- **Data excerpts**
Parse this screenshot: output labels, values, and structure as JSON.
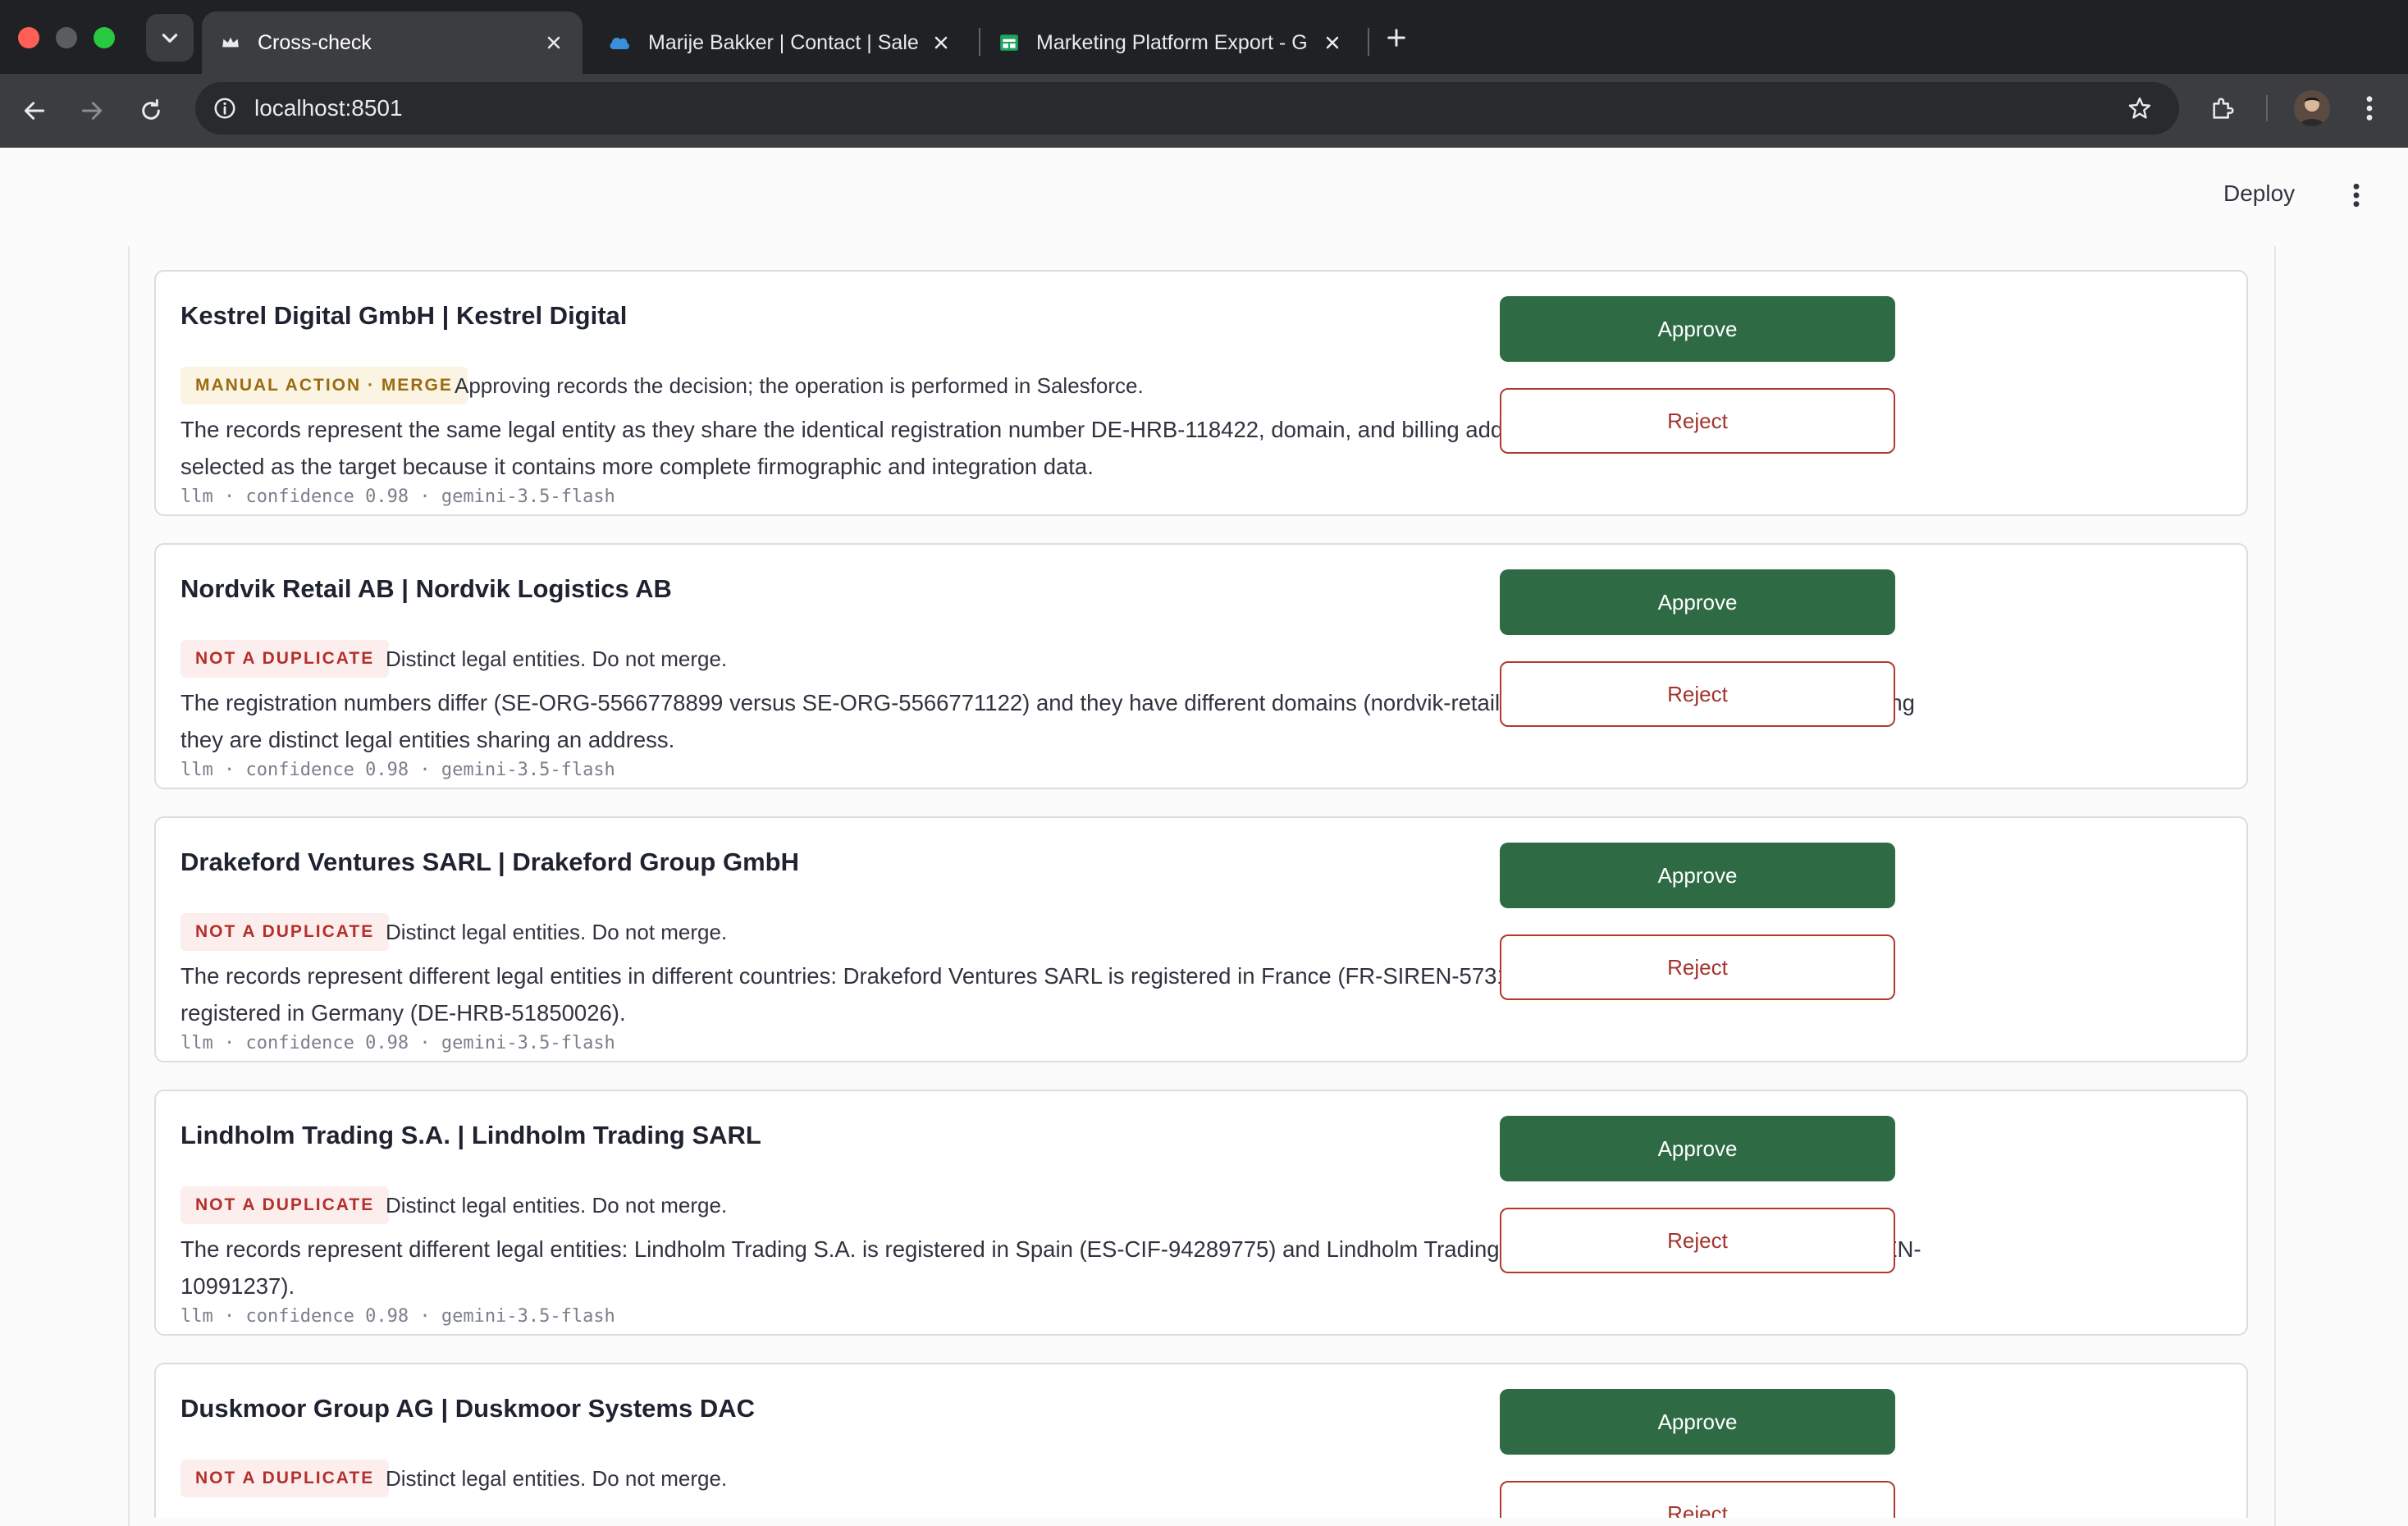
{
  "browser": {
    "tabs": [
      {
        "title": "Cross-check",
        "active": true,
        "favicon": "crown-icon"
      },
      {
        "title": "Marije Bakker | Contact | Sale",
        "active": false,
        "favicon": "cloud-icon"
      },
      {
        "title": "Marketing Platform Export - G",
        "active": false,
        "favicon": "sheets-icon"
      }
    ],
    "address": "localhost:8501"
  },
  "app": {
    "deploy_label": "Deploy"
  },
  "labels": {
    "approve": "Approve",
    "reject": "Reject"
  },
  "colors": {
    "approve_bg": "#2e6b45",
    "reject_text": "#a3342c",
    "merge_badge_text": "#9a6b10",
    "not_duplicate_badge_text": "#b3302b"
  },
  "cards": [
    {
      "title": "Kestrel Digital GmbH | Kestrel Digital",
      "badge": "MANUAL ACTION · MERGE",
      "badge_type": "merge",
      "note": "Approving records the decision; the operation is performed in Salesforce.",
      "reason": "The records represent the same legal entity as they share the identical registration number DE-HRB-118422, domain, and billing address. Record 001aj00003M333FAAR is selected as the target because it contains more complete firmographic and integration data.",
      "meta": "llm · confidence 0.98 · gemini-3.5-flash"
    },
    {
      "title": "Nordvik Retail AB | Nordvik Logistics AB",
      "badge": "NOT A DUPLICATE",
      "badge_type": "notdup",
      "note": "Distinct legal entities. Do not merge.",
      "reason": "The registration numbers differ (SE-ORG-5566778899 versus SE-ORG-5566771122) and they have different domains (nordvik-retail.se versus nordvik-logistics.se), indicating they are distinct legal entities sharing an address.",
      "meta": "llm · confidence 0.98 · gemini-3.5-flash"
    },
    {
      "title": "Drakeford Ventures SARL | Drakeford Group GmbH",
      "badge": "NOT A DUPLICATE",
      "badge_type": "notdup",
      "note": "Distinct legal entities. Do not merge.",
      "reason": "The records represent different legal entities in different countries: Drakeford Ventures SARL is registered in France (FR-SIREN-57310494) and Drakeford Group GmbH is registered in Germany (DE-HRB-51850026).",
      "meta": "llm · confidence 0.98 · gemini-3.5-flash"
    },
    {
      "title": "Lindholm Trading S.A. | Lindholm Trading SARL",
      "badge": "NOT A DUPLICATE",
      "badge_type": "notdup",
      "note": "Distinct legal entities. Do not merge.",
      "reason": "The records represent different legal entities: Lindholm Trading S.A. is registered in Spain (ES-CIF-94289775) and Lindholm Trading SARL is registered in France (FR-SIREN-10991237).",
      "meta": "llm · confidence 0.98 · gemini-3.5-flash"
    },
    {
      "title": "Duskmoor Group AG | Duskmoor Systems DAC",
      "badge": "NOT A DUPLICATE",
      "badge_type": "notdup",
      "note": "Distinct legal entities. Do not merge.",
      "reason": "",
      "meta": ""
    }
  ]
}
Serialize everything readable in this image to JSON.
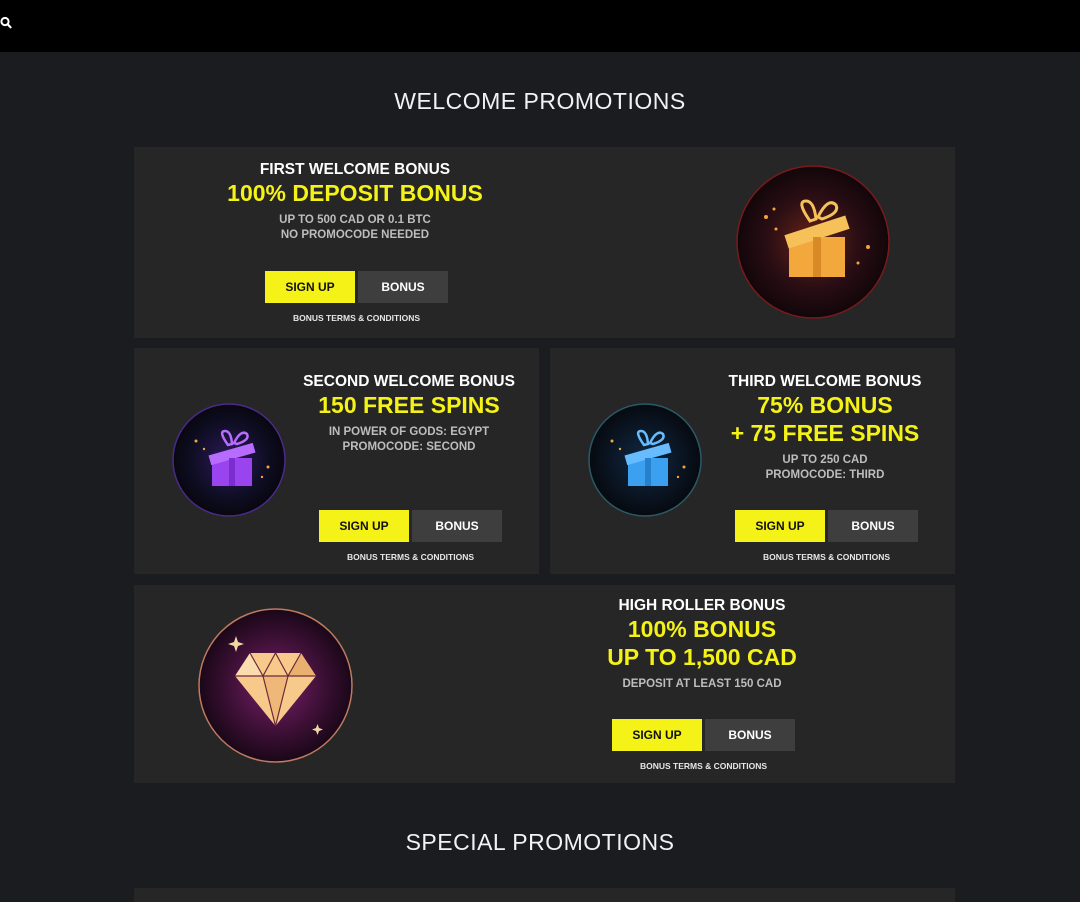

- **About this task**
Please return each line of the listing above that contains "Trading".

- **Response box**
      "title": "Lindholm Trading S.A. | Lindholm Trading SARL",
      "reason": "The records represent different legal entities: Lindholm Trading S.A. is registered in Spain (ES-CIF-94289775) and Lindholm Trading SARL is registered in France (FR-SIREN-10991237).",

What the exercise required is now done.